START RECORDS SUPPLIED

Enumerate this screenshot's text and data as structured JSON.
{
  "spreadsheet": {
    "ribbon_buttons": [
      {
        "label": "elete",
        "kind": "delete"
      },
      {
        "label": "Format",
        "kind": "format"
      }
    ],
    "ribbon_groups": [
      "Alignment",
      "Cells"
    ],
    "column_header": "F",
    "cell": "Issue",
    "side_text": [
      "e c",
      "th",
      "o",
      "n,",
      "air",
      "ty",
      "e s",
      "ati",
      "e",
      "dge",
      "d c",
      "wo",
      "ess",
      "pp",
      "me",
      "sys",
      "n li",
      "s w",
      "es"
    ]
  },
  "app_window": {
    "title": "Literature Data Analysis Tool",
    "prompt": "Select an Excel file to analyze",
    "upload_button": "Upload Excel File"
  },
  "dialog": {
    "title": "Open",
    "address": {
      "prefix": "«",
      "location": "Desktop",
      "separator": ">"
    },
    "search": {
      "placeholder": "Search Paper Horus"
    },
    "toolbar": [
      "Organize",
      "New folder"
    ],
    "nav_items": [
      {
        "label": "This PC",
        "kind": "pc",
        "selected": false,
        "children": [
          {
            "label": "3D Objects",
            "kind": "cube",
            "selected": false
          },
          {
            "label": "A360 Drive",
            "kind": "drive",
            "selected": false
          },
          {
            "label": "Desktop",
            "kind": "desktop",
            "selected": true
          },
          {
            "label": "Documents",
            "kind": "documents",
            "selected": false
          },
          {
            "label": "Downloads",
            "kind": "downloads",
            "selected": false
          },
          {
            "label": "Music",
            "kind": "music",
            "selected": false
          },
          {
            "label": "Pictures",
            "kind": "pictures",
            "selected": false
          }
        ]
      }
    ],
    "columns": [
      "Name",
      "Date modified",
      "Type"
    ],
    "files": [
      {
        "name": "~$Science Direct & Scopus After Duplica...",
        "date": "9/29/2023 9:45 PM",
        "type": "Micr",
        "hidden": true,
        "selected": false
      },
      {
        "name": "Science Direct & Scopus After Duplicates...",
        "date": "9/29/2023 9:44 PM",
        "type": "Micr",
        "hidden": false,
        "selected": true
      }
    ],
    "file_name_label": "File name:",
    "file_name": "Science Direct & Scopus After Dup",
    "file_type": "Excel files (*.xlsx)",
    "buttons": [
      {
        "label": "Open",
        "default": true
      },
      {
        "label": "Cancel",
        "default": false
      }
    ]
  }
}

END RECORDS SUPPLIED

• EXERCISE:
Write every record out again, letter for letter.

• RESULT OF THE TASK:
Enumerate this screenshot's text and data as structured JSON.
{
  "spreadsheet": {
    "ribbon_buttons": [
      {
        "label": "elete",
        "kind": "delete"
      },
      {
        "label": "Format",
        "kind": "format"
      }
    ],
    "ribbon_groups": [
      "Alignment",
      "Cells"
    ],
    "column_header": "F",
    "cell": "Issue",
    "side_text": [
      "e c",
      "th",
      "o",
      "n,",
      "air",
      "ty",
      "e s",
      "ati",
      "e",
      "dge",
      "d c",
      "wo",
      "ess",
      "pp",
      "me",
      "sys",
      "n li",
      "s w",
      "es"
    ]
  },
  "app_window": {
    "title": "Literature Data Analysis Tool",
    "prompt": "Select an Excel file to analyze",
    "upload_button": "Upload Excel File"
  },
  "dialog": {
    "title": "Open",
    "address": {
      "prefix": "«",
      "location": "Desktop",
      "separator": ">"
    },
    "search": {
      "placeholder": "Search Paper Horus"
    },
    "toolbar": [
      "Organize",
      "New folder"
    ],
    "nav_items": [
      {
        "label": "This PC",
        "kind": "pc",
        "selected": false,
        "children": [
          {
            "label": "3D Objects",
            "kind": "cube",
            "selected": false
          },
          {
            "label": "A360 Drive",
            "kind": "drive",
            "selected": false
          },
          {
            "label": "Desktop",
            "kind": "desktop",
            "selected": true
          },
          {
            "label": "Documents",
            "kind": "documents",
            "selected": false
          },
          {
            "label": "Downloads",
            "kind": "downloads",
            "selected": false
          },
          {
            "label": "Music",
            "kind": "music",
            "selected": false
          },
          {
            "label": "Pictures",
            "kind": "pictures",
            "selected": false
          }
        ]
      }
    ],
    "columns": [
      "Name",
      "Date modified",
      "Type"
    ],
    "files": [
      {
        "name": "~$Science Direct & Scopus After Duplica...",
        "date": "9/29/2023 9:45 PM",
        "type": "Micr",
        "hidden": true,
        "selected": false
      },
      {
        "name": "Science Direct & Scopus After Duplicates...",
        "date": "9/29/2023 9:44 PM",
        "type": "Micr",
        "hidden": false,
        "selected": true
      }
    ],
    "file_name_label": "File name:",
    "file_name": "Science Direct & Scopus After Dup",
    "file_type": "Excel files (*.xlsx)",
    "buttons": [
      {
        "label": "Open",
        "default": true
      },
      {
        "label": "Cancel",
        "default": false
      }
    ]
  }
}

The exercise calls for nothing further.